“It was all gas on one foot from the consumers’ interest,” said Mike Luce, co-founder of High Yield Insights, a consumer-products consulting firm. “Now there’s a very strong foot on the brakes from the FDA.”

Red Bull said it wasn’t working on a CBD beverage. Kellogg said it is interested in new and innovative ingredients but doesn’t have any plans to use CBD in its food because the FDA doesn’t recognize it as safe. A Starbucks spokeswoman said CBD coffee isn’t part of its current product plans. PepsiCo and Monster declined to comment.

A spokeswoman for Ben & Jerry’s said the company would work on a CBD ice cream only if the FDA approved the compound. “If it is not approved as an ingredient in food and beverage, we will not go forward,” she said.

That could take months or years. Companies must submit research on CBD’s use in food to the FDA before it can be certified safe for consumption. Some CBD manufacturers have joined forces to conduct research to present to the FDA. Their group, called ValidCare, said it met with the FDA in December and is conducting a liver toxicity study with the University of Kentucky.

The FDA has said it is considering whether to review CBD through the relatively shorter process for approving food additives and dietary supplements or a longer process for reviewing new drugs. The 2018 Farm Bill legalized the cultivation of industrial hemp, from which CBD is extracted.

Nic Balzer, co-founder of Cincinnati-based Queen City Hemp beverages, sees big brands’ hesitation to push forward with CBD consumer products as an opening for his startup to capture more of the nascent market.

“It’s an immediate kind of pullback in the market,” he said.

Queen City Hemp late last year put six-packs of CBD seltzer on sale at hundreds of convenience stores and grocers in seven states. Beverage company LifeAid recently began selling a CBD drink online and sold out of 200,000 units in the first 36 hours, co-founder Aaron Hinde said. Queen City’s Mr. Balzer said he isn’t worried about FDA backlash because his company isn’t mislabeling its products.

LifeAid said it sold out of 200,000 units of a CBD beverage within 36 hours after making it available online.

Sales of foods and drinks containing CBD are rising even without FDA approval.

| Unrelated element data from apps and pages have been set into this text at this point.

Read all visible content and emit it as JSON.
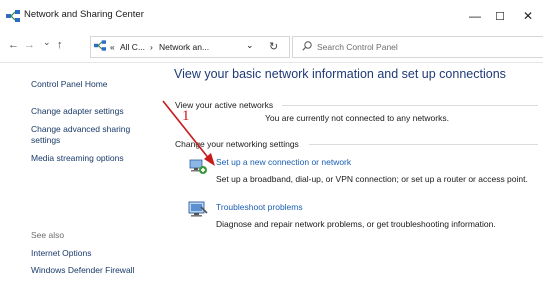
{
  "window": {
    "title": "Network and Sharing Center",
    "minimize_glyph": "—",
    "maximize_glyph": "☐",
    "close_glyph": "✕"
  },
  "navbar": {
    "back_icon": "back-arrow-icon",
    "forward_icon": "forward-arrow-icon",
    "recent_icon": "chevron-down-icon",
    "up_icon": "up-arrow-icon",
    "back_glyph": "←",
    "forward_glyph": "→",
    "recent_glyph": "⌄",
    "up_glyph": "↑",
    "overflow_glyph": "«",
    "crumbs": [
      "All C...",
      "Network an..."
    ],
    "separator": "›",
    "dropdown_glyph": "⌄",
    "refresh_glyph": "↻",
    "search_placeholder": "Search Control Panel"
  },
  "sidebar": {
    "home": "Control Panel Home",
    "items": [
      "Change adapter settings",
      "Change advanced sharing",
      "settings",
      "Media streaming options"
    ],
    "see_also_title": "See also",
    "see_also_items": [
      "Internet Options",
      "Windows Defender Firewall"
    ]
  },
  "main": {
    "heading": "View your basic network information and set up connections",
    "active_networks_label": "View your active networks",
    "not_connected_text": "You are currently not connected to any networks.",
    "change_settings_label": "Change your networking settings",
    "tasks": [
      {
        "title": "Set up a new connection or network",
        "description": "Set up a broadband, dial-up, or VPN connection; or set up a router or access point.",
        "icon": "network-setup-icon"
      },
      {
        "title": "Troubleshoot problems",
        "description": "Diagnose and repair network problems, or get troubleshooting information.",
        "icon": "troubleshoot-icon"
      }
    ]
  },
  "annotation": {
    "number": "1",
    "color": "#c8191b"
  },
  "colors": {
    "heading": "#1e3a78",
    "link": "#1a5fb4",
    "sidebar_link": "#1a3a6a"
  }
}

Hemp Industry Daily, a trade publication, estimates that revenue from hemp-derived CBD products exceeded $1 billion in 2019 and will climb to $10 billion by 2024.

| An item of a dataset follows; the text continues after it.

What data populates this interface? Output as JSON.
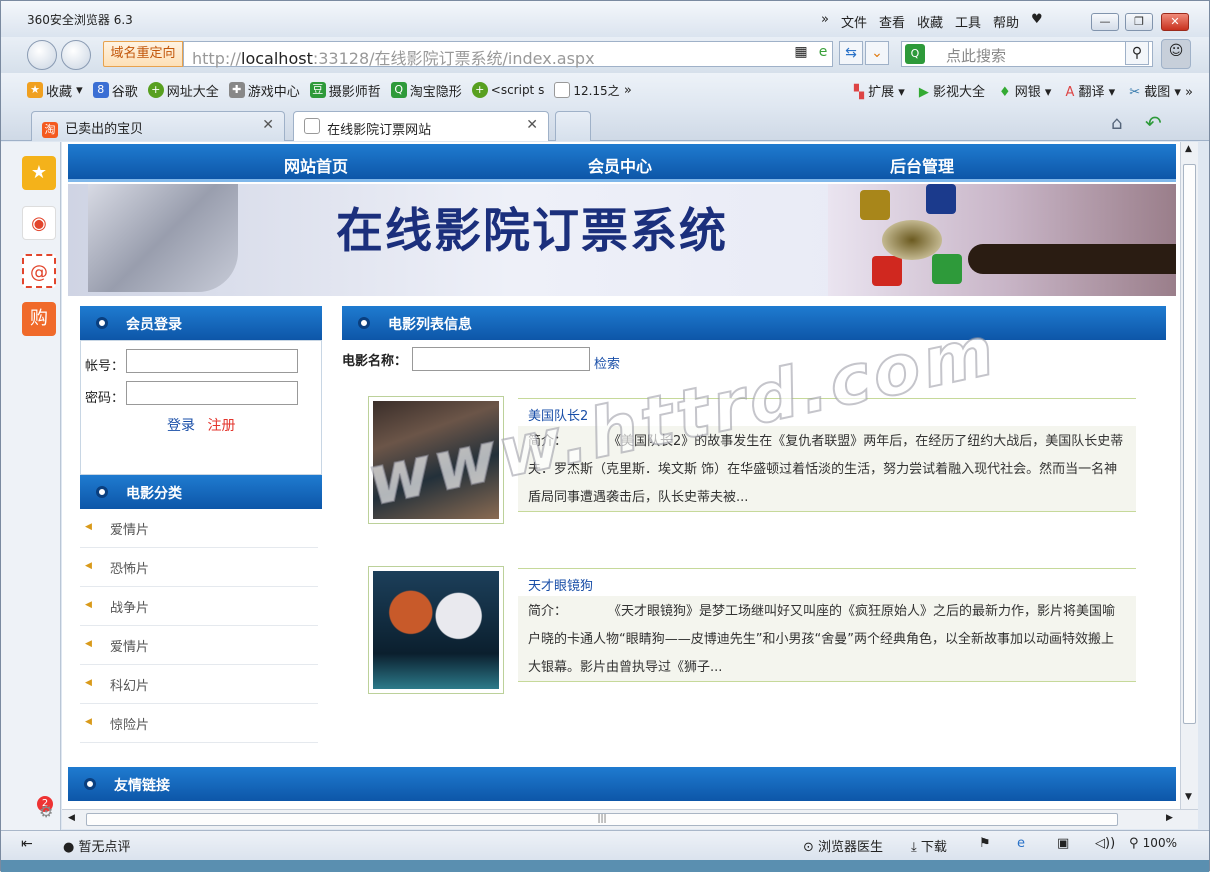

Regulatory uncertainty has complicated retailers’ plans for stocking CBD products. One investor said some retailers are rethinking how such items are displayed or pulling them off shelves. As a result, some brands’ sales have fallen as much as 30% in recent months.

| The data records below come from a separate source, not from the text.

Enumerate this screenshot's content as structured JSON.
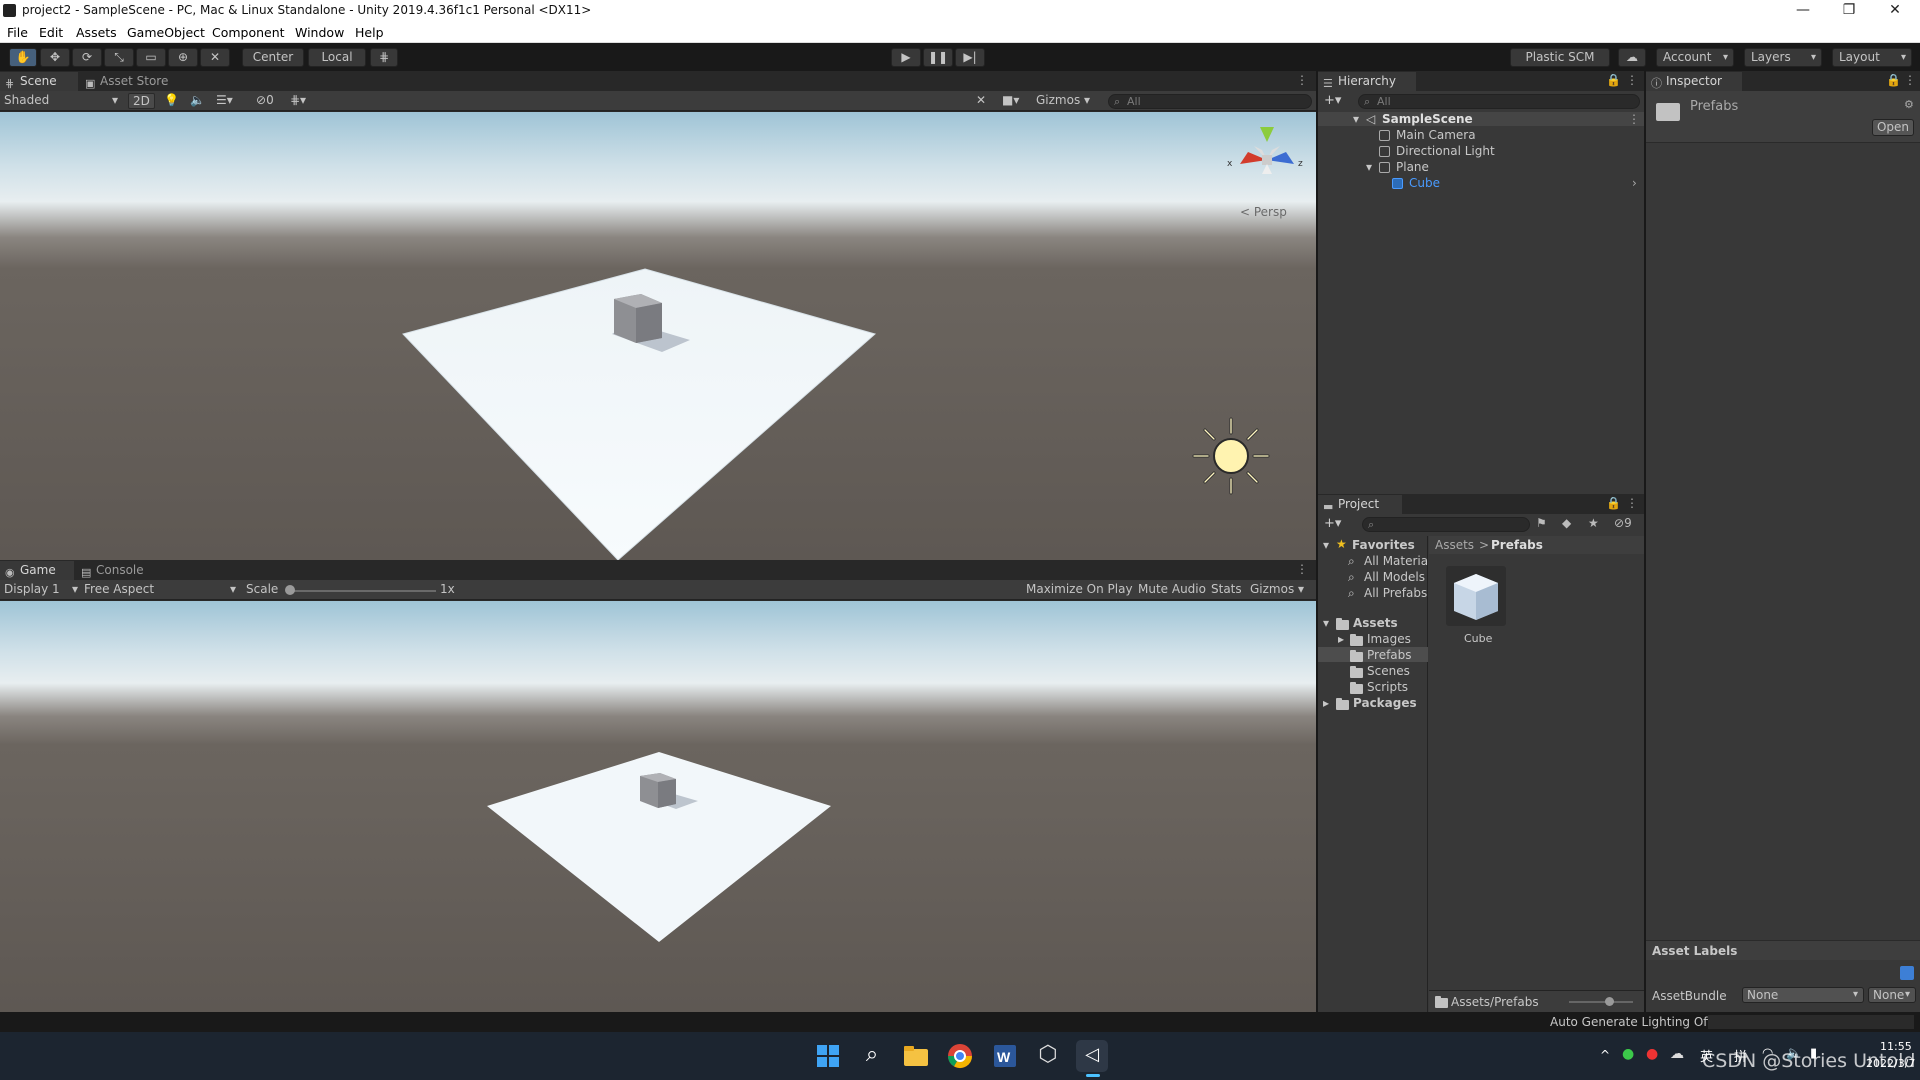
{
  "window": {
    "title": "project2 - SampleScene - PC, Mac & Linux Standalone - Unity 2019.4.36f1c1 Personal <DX11>",
    "controls": [
      "—",
      "❐",
      "✕"
    ]
  },
  "menu": [
    "File",
    "Edit",
    "Assets",
    "GameObject",
    "Component",
    "Window",
    "Help"
  ],
  "toolbar": {
    "pivot_label": "Center",
    "space_label": "Local",
    "plastic_label": "Plastic SCM",
    "account_label": "Account",
    "layers_label": "Layers",
    "layout_label": "Layout"
  },
  "scene": {
    "tabs": [
      "Scene",
      "Asset Store"
    ],
    "shading": "Shaded",
    "mode_2d": "2D",
    "hidden_count": "0",
    "gizmos_label": "Gizmos",
    "search_placeholder": "All",
    "persp_label": "< Persp",
    "axis_x": "x",
    "axis_z": "z"
  },
  "game": {
    "tabs": [
      "Game",
      "Console"
    ],
    "display": "Display 1",
    "aspect": "Free Aspect",
    "scale_label": "Scale",
    "scale_value": "1x",
    "maximize": "Maximize On Play",
    "mute": "Mute Audio",
    "stats": "Stats",
    "gizmos": "Gizmos"
  },
  "hierarchy": {
    "tab": "Hierarchy",
    "search_placeholder": "All",
    "scene_name": "SampleScene",
    "items": [
      "Main Camera",
      "Directional Light",
      "Plane",
      "Cube"
    ]
  },
  "project": {
    "tab": "Project",
    "hidden_count": "9",
    "favorites_label": "Favorites",
    "favorites": [
      "All Materia",
      "All Models",
      "All Prefabs"
    ],
    "assets_label": "Assets",
    "folders": [
      "Images",
      "Prefabs",
      "Scenes",
      "Scripts"
    ],
    "packages_label": "Packages",
    "breadcrumb_root": "Assets",
    "breadcrumb_sep": ">",
    "breadcrumb_current": "Prefabs",
    "asset_name": "Cube",
    "footer_path": "Assets/Prefabs"
  },
  "inspector": {
    "tab": "Inspector",
    "object_name": "Prefabs",
    "open_button": "Open",
    "asset_labels": "Asset Labels",
    "assetbundle_label": "AssetBundle",
    "assetbundle_value": "None",
    "variant_value": "None"
  },
  "status": {
    "lighting": "Auto Generate Lighting Off"
  },
  "taskbar": {
    "time": "11:55",
    "date": "2022/3/7",
    "ime": "英",
    "ime2": "拼",
    "watermark": "CSDN @Stories Untold"
  },
  "colors": {
    "selection": "#4a9bff",
    "panel": "#383838",
    "toolbar": "#191919"
  }
}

The FDA in November also sent warning letters to 15 small companies producing and marketing CBD-infused products that it said violated federal regulations. That has spooked other small companies putting CBD into food and drinks.

“Getting the FDA’s attention would be a major detriment to the company,” said an executive at one startup selling CBD-laden products. “We are certainly not the only company laying low.”

Link to article on WSJ

Write to Annie Gasparro at annie.gasparro@wsj.com